Llike the loading bay at Anfield, or the unremarkable Detroit house that became Motown Records’ hit factory, the artist’s studio is where the magic happens. But the strange alchemy that turns branding into a mesmerizing work of art is only half of it. Sometimes there is also sex in the studio. The Dutch Golden Age painter Gerard de Lairesse hired two sisters as models in his hometown of Liège, but did a runner in 1664 after locals discovered that he had had an affair with not one, but both of they. And when there was no sex, the studio could witness the mad infatuation of an artist like the Austrian expressionist Oskar Kokoschka. He commissioned a life-size doll modeled after his ex, Anna Mahler, and made more than 80 paintings, drawings and photographs of it in his studio.
There can also be violence and death in the studio. The sculptor Bernini swung a crowbar at his brother Luigi in their workplace at St Peter’s, Rome, cracking several ribs after discovering that Luigi was sleeping with his mistress. The early art historian Vasari wrote of Michelangelo, “He was constantly flattering corpses to study the secrets of anatomy.” He got through at least 30 cadavers.

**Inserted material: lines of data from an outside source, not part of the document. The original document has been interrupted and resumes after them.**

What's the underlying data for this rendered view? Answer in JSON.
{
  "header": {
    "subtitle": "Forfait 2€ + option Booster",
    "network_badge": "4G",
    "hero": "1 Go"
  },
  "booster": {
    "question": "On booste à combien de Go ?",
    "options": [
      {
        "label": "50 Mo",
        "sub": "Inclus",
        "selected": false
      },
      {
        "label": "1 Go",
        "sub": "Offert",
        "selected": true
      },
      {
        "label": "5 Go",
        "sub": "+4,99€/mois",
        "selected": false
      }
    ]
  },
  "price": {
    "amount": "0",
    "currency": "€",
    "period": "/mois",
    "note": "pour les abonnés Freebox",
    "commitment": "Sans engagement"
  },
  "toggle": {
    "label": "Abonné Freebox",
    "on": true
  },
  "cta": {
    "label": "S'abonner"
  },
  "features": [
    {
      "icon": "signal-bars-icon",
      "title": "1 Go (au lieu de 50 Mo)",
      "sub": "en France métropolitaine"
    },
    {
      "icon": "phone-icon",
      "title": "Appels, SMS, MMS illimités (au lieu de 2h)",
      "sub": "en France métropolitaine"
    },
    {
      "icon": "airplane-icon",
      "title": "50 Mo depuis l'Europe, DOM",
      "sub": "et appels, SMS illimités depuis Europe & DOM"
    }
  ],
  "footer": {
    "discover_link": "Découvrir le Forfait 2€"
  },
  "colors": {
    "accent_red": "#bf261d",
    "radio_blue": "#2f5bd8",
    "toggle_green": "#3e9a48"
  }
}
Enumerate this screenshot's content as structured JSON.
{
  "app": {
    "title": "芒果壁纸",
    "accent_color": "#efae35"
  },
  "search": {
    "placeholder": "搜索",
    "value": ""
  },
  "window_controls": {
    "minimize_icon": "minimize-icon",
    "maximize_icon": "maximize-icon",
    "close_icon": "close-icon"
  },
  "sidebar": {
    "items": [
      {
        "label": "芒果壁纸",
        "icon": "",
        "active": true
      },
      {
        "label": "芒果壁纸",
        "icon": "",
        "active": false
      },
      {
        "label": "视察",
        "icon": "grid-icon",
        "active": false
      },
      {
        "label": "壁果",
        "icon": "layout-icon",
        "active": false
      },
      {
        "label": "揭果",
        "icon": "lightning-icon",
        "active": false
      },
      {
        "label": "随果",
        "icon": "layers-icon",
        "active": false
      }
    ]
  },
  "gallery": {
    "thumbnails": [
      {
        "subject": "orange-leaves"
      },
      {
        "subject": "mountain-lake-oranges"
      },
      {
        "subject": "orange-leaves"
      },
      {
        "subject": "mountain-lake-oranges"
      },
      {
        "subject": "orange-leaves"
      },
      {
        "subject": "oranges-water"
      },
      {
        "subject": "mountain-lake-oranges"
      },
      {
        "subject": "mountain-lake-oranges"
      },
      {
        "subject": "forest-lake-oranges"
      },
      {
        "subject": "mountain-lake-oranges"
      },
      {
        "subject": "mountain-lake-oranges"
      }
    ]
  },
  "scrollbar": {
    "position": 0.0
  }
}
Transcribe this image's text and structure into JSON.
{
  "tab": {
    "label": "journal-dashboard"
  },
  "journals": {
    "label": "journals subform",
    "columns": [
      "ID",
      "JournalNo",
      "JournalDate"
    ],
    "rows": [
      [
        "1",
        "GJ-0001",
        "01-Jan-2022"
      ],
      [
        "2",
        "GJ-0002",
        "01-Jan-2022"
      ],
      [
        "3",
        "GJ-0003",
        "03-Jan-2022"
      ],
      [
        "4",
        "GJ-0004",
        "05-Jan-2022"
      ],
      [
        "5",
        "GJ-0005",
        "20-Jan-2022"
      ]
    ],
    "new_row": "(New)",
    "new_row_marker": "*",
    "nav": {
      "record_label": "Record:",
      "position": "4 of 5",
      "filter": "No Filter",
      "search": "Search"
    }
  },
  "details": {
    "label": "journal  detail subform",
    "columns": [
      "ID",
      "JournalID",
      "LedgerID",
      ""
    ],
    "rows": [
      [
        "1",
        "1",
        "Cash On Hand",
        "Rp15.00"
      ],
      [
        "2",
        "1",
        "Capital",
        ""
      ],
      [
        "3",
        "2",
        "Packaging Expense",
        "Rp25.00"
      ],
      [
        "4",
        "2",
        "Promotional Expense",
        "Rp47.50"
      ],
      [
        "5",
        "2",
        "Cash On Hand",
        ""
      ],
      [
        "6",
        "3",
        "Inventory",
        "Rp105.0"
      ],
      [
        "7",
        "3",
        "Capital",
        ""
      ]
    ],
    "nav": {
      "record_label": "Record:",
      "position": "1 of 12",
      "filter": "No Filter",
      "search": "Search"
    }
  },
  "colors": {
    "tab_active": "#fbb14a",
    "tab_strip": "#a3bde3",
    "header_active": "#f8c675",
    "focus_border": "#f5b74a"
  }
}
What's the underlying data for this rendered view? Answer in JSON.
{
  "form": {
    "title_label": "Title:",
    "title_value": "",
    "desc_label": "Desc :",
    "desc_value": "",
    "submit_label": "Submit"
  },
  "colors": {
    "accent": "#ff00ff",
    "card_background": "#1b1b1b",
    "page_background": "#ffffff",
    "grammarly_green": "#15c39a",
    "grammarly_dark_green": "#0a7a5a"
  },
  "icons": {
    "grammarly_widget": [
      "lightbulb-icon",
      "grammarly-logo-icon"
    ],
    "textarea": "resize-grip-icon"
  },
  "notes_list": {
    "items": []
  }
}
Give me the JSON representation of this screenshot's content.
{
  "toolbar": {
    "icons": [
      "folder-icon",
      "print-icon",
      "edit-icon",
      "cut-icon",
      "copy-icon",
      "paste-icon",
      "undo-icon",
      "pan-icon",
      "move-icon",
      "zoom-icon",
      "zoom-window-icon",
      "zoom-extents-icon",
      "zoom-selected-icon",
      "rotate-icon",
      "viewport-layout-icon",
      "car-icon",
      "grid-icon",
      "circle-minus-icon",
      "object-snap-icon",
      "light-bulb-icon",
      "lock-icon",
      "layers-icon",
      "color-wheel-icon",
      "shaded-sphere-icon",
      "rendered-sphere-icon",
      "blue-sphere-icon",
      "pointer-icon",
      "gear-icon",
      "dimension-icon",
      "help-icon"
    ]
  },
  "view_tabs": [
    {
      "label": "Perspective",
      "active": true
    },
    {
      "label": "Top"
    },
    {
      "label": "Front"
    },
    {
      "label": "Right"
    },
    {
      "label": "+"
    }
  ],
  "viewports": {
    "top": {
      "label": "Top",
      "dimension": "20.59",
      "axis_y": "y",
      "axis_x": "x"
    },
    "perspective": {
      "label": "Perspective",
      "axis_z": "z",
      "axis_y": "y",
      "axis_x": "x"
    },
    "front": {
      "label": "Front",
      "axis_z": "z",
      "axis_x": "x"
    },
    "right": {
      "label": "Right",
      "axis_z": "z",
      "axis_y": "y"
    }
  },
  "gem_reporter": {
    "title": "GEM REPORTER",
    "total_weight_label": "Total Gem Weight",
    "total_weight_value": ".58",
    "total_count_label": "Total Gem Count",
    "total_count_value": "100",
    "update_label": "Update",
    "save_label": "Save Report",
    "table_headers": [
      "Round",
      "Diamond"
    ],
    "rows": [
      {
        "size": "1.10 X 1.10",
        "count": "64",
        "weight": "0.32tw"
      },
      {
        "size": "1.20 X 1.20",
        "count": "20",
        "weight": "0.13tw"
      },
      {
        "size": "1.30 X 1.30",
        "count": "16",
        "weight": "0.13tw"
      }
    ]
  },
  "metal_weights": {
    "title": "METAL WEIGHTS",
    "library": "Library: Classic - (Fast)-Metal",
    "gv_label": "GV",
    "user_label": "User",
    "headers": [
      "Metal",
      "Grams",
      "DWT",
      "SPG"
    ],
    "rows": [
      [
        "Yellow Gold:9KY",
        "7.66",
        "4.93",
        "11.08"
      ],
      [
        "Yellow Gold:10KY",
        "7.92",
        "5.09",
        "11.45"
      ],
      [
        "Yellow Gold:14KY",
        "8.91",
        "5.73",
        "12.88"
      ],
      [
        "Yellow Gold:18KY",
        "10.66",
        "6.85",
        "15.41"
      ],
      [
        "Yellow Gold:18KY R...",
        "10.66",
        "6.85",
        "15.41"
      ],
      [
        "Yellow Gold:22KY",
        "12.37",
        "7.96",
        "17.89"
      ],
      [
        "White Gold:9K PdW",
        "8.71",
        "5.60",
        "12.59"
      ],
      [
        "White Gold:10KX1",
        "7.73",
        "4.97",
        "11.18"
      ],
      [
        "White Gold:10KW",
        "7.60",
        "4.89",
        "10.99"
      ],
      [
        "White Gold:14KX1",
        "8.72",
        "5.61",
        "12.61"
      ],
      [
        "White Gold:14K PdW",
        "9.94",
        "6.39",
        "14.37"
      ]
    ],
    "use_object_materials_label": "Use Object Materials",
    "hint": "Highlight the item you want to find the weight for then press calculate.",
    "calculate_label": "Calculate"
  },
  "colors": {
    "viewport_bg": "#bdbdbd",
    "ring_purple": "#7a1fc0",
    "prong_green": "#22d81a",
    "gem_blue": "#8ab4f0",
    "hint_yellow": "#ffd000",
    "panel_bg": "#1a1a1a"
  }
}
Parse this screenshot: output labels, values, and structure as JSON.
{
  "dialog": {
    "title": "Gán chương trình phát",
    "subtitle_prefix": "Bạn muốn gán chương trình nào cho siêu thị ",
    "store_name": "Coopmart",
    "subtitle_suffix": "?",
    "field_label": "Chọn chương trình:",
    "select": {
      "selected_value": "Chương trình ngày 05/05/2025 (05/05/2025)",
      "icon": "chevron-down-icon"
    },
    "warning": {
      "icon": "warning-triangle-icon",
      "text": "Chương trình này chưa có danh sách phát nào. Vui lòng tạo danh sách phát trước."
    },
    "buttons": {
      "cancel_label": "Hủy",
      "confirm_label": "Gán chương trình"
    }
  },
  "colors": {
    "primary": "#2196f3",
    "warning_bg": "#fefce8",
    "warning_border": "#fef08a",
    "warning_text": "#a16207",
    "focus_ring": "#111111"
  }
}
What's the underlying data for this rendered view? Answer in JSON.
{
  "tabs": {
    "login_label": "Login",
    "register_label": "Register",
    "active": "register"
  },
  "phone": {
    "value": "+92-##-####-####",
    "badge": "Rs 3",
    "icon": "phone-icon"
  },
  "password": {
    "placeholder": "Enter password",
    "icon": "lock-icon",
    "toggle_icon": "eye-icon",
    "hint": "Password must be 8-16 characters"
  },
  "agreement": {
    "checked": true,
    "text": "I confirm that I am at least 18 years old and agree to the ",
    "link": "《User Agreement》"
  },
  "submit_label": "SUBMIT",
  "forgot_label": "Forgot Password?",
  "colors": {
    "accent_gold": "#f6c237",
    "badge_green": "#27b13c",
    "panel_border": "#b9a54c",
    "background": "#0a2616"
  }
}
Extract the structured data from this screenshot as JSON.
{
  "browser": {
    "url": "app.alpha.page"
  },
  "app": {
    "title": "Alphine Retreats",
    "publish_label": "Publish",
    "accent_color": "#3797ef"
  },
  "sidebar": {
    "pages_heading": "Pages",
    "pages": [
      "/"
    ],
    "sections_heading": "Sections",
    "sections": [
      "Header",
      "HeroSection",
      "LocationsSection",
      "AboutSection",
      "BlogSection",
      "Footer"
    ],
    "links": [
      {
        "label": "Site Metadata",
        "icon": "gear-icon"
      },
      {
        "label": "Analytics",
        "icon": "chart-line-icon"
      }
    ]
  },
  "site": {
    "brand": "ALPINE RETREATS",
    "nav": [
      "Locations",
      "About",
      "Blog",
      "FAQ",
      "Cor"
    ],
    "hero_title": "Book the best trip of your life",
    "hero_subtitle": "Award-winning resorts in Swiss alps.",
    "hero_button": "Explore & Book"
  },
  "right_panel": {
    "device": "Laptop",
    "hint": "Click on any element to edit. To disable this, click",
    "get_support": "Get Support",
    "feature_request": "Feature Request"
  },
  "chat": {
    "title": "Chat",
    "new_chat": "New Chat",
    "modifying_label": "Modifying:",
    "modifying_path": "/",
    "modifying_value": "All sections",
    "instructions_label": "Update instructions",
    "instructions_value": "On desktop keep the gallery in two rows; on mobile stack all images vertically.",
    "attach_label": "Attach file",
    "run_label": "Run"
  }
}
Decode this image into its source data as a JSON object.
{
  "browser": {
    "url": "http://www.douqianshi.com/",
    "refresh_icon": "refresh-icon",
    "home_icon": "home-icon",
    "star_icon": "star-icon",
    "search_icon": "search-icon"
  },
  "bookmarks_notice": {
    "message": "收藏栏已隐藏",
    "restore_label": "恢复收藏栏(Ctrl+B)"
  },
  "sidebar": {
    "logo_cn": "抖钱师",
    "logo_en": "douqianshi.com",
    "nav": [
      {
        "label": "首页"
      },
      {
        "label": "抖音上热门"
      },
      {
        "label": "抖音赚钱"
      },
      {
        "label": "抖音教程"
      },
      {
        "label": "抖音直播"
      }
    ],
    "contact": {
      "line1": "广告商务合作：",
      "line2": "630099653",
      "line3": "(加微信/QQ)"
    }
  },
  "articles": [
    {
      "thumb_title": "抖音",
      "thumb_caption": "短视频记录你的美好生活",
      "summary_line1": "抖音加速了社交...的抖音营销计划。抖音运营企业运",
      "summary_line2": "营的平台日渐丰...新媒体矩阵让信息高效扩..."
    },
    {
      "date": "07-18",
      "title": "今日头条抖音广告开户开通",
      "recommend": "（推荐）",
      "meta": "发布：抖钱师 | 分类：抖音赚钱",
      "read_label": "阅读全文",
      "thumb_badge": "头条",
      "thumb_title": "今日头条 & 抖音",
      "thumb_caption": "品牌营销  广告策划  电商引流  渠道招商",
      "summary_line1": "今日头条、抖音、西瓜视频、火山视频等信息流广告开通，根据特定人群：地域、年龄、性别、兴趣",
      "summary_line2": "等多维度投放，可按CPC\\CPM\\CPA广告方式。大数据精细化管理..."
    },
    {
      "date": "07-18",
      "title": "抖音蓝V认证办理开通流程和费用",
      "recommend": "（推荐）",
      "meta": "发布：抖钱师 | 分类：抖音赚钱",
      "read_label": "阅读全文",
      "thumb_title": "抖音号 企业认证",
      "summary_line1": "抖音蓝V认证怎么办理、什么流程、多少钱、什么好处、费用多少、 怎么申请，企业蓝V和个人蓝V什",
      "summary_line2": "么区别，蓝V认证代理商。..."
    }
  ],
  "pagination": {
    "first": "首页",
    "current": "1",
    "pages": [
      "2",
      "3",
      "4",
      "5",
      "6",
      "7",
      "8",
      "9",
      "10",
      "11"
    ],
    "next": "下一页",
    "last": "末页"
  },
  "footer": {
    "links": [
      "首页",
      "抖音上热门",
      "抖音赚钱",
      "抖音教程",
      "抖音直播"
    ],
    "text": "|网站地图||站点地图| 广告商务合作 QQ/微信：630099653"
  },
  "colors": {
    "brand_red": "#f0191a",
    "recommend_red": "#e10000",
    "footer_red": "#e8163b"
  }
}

In art historian James Hall’s account, some artists would stand in baskets of wood shavings to keep their feet warm. They must “ignore odors of varnishes and oils that make painters’ workrooms smell like a communal latrine”, as one 18th-century chronicler put it. The Spanish master Goya would refresh his canvases at night and stumble around his gloomy studio with candles attached to a sturdy hat, a risk to himself and the entire household. No, the artist in dress and beret calmly channeling his vision at the easel is atypical.
One of the few who could manage it was the pure Peter Paul Rubens, a diplomat as well as the outstanding figure of the Flemish Baroque. He has done more than the dreams of any management how-to guide. In 1621 the physician to the King of Denmark happened to call at the great man’s studio in Antwerp and found “the master was working on a canvas while listening to a lecture by Tacitus and at the same time dictating a letter” .
The studio was not always a safe place for a female artist. Pioneer Artemisia Gentileschi grew up in Rome, the daughter of a painter, and the family home served as her father’s workshop, with a steady traffic of models, colleagues and buyers. It was the scene of her rape by a fellow artist in 1611 when she was 17. In one of her most celebrated works, a dynamic and assertive self-portrait as the allegory of painting, “her studio is cell-like and windowless, but, Caesar-style, she crosses a cultural Rubicon”, says Hall.
For my money, the greatest studios in British art belonged to Francis Bacon and Lucian Freud. Besides their friendship, one thing the pair had in common was a spell at an English boarding school, which probably explains a lot. Black-and-white footage shows Bacon plodding across the middle of a studio like a hoarder being talked out of a stash of junk. At one time, his nanny shared this space, sleeping on a table after a hard day’s shoplifting with her full-grown charge, as if in a riotous reimagining of the Jacob Rees-Mogg story. Freud’s studio in Notting Hill, with its rolling bare boards, clumps of paint on the walls and piles of dirty white rags, looks like the deck of a ship converted into a makeshift field hospital.
The Artist’s Studio describes how a tumultuous cabin of lust, crime and virtuosity produced innovations in how art is made, and by whom. To you, me and the estate agent, a studio is the pinchiest of accommodations, but in Hall’s sprawling and dryly entertaining survey, it has many mansions.